Data records for software interfaces
━━━━━━━━━━━━━━━━━━━━━━━━━━━━━━

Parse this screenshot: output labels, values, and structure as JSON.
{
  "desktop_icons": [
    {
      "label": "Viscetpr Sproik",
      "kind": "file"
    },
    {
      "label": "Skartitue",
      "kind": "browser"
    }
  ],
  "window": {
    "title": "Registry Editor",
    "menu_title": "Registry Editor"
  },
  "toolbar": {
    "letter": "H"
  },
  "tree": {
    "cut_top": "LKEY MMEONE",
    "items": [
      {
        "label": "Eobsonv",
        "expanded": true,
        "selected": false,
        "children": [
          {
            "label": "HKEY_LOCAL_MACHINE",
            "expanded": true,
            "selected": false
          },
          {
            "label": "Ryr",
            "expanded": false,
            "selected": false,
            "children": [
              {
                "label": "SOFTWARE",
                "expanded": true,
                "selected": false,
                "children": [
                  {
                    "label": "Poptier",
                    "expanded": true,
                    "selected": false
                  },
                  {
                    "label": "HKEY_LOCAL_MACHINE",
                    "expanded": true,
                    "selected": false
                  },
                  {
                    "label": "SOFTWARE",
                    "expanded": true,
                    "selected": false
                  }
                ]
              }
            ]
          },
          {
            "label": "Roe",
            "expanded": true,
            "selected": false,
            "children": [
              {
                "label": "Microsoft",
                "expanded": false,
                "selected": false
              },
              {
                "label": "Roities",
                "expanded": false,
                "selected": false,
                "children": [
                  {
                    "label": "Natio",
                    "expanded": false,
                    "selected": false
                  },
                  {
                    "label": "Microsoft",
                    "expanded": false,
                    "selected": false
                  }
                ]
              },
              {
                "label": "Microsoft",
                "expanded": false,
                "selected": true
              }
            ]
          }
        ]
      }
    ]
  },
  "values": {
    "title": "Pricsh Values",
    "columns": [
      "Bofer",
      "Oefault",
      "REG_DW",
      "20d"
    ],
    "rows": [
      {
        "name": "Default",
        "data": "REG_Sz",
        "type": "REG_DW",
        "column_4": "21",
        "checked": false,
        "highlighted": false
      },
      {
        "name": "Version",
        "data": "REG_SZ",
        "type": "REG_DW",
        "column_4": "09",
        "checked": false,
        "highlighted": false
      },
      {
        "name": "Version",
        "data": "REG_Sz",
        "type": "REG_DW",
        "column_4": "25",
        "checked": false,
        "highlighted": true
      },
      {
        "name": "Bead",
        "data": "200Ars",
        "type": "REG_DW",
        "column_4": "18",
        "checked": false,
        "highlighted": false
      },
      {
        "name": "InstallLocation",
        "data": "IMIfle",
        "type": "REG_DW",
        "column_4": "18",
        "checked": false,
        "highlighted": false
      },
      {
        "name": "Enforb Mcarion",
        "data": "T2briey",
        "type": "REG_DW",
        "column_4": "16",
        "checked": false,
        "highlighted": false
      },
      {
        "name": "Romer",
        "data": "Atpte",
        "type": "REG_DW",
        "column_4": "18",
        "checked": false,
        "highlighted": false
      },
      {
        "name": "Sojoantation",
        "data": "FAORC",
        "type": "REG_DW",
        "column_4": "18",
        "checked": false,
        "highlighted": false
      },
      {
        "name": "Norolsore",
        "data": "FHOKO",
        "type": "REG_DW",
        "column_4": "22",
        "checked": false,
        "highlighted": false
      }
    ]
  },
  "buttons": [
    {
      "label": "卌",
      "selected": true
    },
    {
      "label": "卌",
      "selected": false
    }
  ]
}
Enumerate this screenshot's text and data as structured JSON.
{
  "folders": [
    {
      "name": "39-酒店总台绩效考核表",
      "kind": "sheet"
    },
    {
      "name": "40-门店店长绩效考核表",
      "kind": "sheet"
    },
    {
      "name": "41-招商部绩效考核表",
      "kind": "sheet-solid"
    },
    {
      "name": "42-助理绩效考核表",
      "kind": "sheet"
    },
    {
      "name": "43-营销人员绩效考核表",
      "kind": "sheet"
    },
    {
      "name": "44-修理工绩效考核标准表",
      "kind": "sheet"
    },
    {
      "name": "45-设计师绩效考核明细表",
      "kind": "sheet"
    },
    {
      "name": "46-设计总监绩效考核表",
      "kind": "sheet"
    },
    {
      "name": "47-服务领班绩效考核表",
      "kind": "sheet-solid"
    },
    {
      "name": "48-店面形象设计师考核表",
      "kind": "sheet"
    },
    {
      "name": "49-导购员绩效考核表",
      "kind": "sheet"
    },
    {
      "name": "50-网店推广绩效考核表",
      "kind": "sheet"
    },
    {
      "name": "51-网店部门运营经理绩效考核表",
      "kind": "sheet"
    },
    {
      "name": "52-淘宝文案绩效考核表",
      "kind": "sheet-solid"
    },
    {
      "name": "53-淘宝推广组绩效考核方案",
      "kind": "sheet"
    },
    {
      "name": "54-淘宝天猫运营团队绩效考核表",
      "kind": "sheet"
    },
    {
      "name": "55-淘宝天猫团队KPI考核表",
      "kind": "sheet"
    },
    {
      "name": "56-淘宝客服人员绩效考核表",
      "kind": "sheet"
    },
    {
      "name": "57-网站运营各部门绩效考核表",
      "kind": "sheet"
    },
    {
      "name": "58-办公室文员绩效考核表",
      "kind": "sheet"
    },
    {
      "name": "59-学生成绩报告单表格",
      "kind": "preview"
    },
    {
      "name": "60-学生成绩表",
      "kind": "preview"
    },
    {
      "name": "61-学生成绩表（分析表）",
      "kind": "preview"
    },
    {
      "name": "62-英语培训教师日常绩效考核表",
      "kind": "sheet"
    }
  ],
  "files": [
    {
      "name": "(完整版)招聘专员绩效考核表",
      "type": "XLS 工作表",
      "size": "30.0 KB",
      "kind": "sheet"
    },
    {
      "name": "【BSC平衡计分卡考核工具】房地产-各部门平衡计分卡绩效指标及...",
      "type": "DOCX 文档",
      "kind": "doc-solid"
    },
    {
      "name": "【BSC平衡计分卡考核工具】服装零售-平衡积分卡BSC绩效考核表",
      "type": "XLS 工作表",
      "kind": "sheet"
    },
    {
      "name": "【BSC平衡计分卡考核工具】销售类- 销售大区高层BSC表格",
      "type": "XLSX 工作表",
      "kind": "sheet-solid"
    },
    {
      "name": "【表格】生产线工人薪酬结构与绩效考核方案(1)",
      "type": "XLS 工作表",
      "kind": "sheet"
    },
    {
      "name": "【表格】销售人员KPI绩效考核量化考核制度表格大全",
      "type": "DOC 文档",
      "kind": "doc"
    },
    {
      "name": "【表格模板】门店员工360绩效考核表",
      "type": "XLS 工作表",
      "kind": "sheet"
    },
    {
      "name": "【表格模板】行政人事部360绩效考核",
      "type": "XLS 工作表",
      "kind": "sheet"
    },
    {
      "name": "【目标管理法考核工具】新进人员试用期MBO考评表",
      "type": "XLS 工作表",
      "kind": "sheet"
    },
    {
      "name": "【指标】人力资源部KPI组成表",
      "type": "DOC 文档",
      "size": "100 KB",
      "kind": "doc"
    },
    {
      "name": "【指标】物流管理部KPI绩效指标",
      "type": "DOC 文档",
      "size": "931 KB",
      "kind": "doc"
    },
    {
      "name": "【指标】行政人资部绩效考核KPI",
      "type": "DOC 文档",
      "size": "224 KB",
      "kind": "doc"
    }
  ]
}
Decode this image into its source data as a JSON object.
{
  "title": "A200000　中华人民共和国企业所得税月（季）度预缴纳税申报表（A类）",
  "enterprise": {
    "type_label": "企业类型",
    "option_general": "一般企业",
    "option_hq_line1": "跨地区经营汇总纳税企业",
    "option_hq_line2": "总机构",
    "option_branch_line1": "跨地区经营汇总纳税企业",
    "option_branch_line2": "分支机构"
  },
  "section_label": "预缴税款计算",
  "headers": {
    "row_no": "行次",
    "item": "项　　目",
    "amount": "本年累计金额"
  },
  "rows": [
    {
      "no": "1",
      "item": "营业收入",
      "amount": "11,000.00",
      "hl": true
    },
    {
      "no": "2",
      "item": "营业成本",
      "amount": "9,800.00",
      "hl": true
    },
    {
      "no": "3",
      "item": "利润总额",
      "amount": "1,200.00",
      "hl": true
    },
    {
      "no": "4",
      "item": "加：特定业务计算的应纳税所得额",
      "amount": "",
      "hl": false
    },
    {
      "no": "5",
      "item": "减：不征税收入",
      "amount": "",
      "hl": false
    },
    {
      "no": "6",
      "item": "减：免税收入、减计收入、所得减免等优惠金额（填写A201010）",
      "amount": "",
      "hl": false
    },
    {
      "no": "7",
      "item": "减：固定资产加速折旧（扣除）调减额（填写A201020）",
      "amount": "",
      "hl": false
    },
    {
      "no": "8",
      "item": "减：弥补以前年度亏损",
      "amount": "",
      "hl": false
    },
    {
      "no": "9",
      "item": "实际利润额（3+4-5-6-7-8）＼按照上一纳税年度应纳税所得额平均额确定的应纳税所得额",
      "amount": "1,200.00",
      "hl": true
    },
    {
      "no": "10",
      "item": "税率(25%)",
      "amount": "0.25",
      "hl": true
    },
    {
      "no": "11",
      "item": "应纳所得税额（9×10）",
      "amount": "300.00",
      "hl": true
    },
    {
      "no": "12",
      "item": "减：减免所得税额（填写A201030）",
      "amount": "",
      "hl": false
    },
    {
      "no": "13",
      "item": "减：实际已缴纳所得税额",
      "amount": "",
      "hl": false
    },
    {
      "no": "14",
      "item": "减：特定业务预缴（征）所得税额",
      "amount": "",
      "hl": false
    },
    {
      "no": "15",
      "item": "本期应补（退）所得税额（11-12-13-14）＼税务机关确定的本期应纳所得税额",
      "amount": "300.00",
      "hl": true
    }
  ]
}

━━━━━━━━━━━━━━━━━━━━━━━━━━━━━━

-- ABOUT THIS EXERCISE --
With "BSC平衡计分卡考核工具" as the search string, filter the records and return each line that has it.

-- TASK RESULT --
      "name": "【BSC平衡计分卡考核工具】房地产-各部门平衡计分卡绩效指标及...",
      "name": "【BSC平衡计分卡考核工具】服装零售-平衡积分卡BSC绩效考核表",
      "name": "【BSC平衡计分卡考核工具】销售类- 销售大区高层BSC表格",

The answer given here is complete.